Press release -

[3] Engineering in action: Water Measurement for the 21st century and a new approach to Programming

As part of our ongoing series showcasing the research our professors are working on, in this installment we will be presenting the research of Dr. Salem Ibrahim Salem and Dr. Ian Piumarta. Dr. Salem is working on the water measuring technologies, while Dr. Piumarta is focusing on meta-programming.

Water Measurement for the 21st century

Water is essential to all lifeforms, and monitoring of water resources is very critical to ensure their sustainability. Dr. Salem has been working on improving the accuracy of monitoring.

There are a variety of approaches in this field: the main methods are using satellite data and conducting field measurement. Field measurement produces very accurate data but is very time consuming and does not provide the condition for a whole body of water. Satellite data allows long-term, daily recording, but satellite only measure reflective sunlight and not water quality data such as the concentration of water. A combination of these approaches is how Dr. Salem usually obtains his data, but recently advancements in drones have resulted in new potential. As in other fields of measurement, drones have the potential to change how we measure water dramatically.
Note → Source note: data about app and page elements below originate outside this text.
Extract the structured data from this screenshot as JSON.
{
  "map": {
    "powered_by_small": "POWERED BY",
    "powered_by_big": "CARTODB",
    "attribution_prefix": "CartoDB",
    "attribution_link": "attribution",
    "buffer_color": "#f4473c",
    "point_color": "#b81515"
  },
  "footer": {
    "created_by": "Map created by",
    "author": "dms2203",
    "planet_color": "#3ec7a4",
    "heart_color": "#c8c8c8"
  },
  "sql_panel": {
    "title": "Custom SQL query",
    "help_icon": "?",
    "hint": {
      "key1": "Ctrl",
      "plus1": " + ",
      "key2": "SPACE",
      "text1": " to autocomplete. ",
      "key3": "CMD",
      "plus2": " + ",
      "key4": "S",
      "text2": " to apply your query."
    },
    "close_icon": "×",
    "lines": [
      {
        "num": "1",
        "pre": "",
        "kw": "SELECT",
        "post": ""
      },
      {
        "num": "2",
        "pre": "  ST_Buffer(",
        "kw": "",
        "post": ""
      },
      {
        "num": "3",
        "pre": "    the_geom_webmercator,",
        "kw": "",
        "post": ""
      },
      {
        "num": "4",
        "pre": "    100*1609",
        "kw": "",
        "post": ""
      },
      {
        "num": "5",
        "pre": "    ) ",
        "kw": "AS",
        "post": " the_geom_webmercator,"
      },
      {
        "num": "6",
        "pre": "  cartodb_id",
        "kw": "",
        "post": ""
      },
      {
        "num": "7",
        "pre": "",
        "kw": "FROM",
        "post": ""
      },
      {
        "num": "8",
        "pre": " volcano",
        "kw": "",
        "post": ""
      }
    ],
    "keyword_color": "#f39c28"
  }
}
Drones fly much closer to the water than satellites, but do not necessarily need the manpower and resources required for field measurement. With drones, high resolution images can be obtained for large bodies of water at higher efficiency than ever before – especially if improvements in flying time (i.e. battery life) and camera functionality to include hyper-spectral cameras come to fruition. 

How does Dr. Salem’s research contribute to our understanding of water? The first application that comes to mind is weather: water analysis helps make weather reports more accurate, and on a global scale. This goes beyond tomorrow’s forecast to include predictions for extreme weather such as floods, crucially important as such events have become more common in our changing climate. Further applications can benefit people whose livelihoods directly depends on bodies of water, such as fisherman. In developing nations, there is even higher demand, as the need for clean water (and thus the analysis of toxicity in water) is crucially important. Dr. Salem has gathered data in Vietnam, Thailand, the East China Sea and Tokyo Bay, and is looking to continue his research to help understand the most crucial element to human life. 

A new approach to Programming

Dr. Piumarta began programming at the age of 10 on a Texas Instruments programmable calculator, and his passion for computers has driven him to live in three continents as the advancements in computer technology have shaped almost every detail of our modern life. He has also been interested in how we interact with computers, and one of his greatest research goals is to fundamentally simplify this interaction. 

He has previously been working on scaling down source code, proving that it is possible to render complex operations in just a few lines of code. Using this knowledge as a base, he is looking to make our programming languages “intelligent”, coming up with more elegant ways to model and express solutions to problems, making programs less complex, easier to reason about, and ultimately more reliable. Specifically, this field is called meta-programming, which allows a programming system to have knowledge of itself or to modify its own characteristics. Any system that can observe and analyze its own behavior, and can adapt itself to changing conditions, has the potential to improve performance or reduce resource requirements. Take communication in the Internet of Things (IoT), for instance, which uses protocols that can be complex to implement and yet easy to describe with the help of the right models and ways to express behavior that themselves can evolve easily in parallel with our understanding of the problem. 

Using this, Dr. Piumarta wants to take on the “programming crisis” – he believes that it is still way too hard to make a program do what you want it too, and he wants to bring this flexibility into the mainstream. If he were able to achieve this, one could say that his research would have come full-circle. Furthermore, he sees further applications, specifically through applying such software parameters to the hardware side. With more and more devices becoming “smart” as part of the Internet of Things, this could have profound implications. One potential application would thus be self-modifying hardware, which is able to configure itself based on what external factors require. Starting with his calculator that had mere 2 kilobytes of ram, Dr. Piumarta has taken his passion into a fascinating career, and we are excited to see how he will look to revolutionize programming from here on out. 

The Kyoto University of Advanced Science’s (KUAS) all-new, innovative English-taught engineering department is currently in the planning phase for its launch in 2020. The school itself has a 50-year history since its establishment, and is an accredited private institution located in the heart of Japan. By inviting the top-notch CEO of a Kyoto-based globally successful firm as chairman, the university aims to offer its academic resources in the international arena, with the exciting new engineering department being one example of these efforts.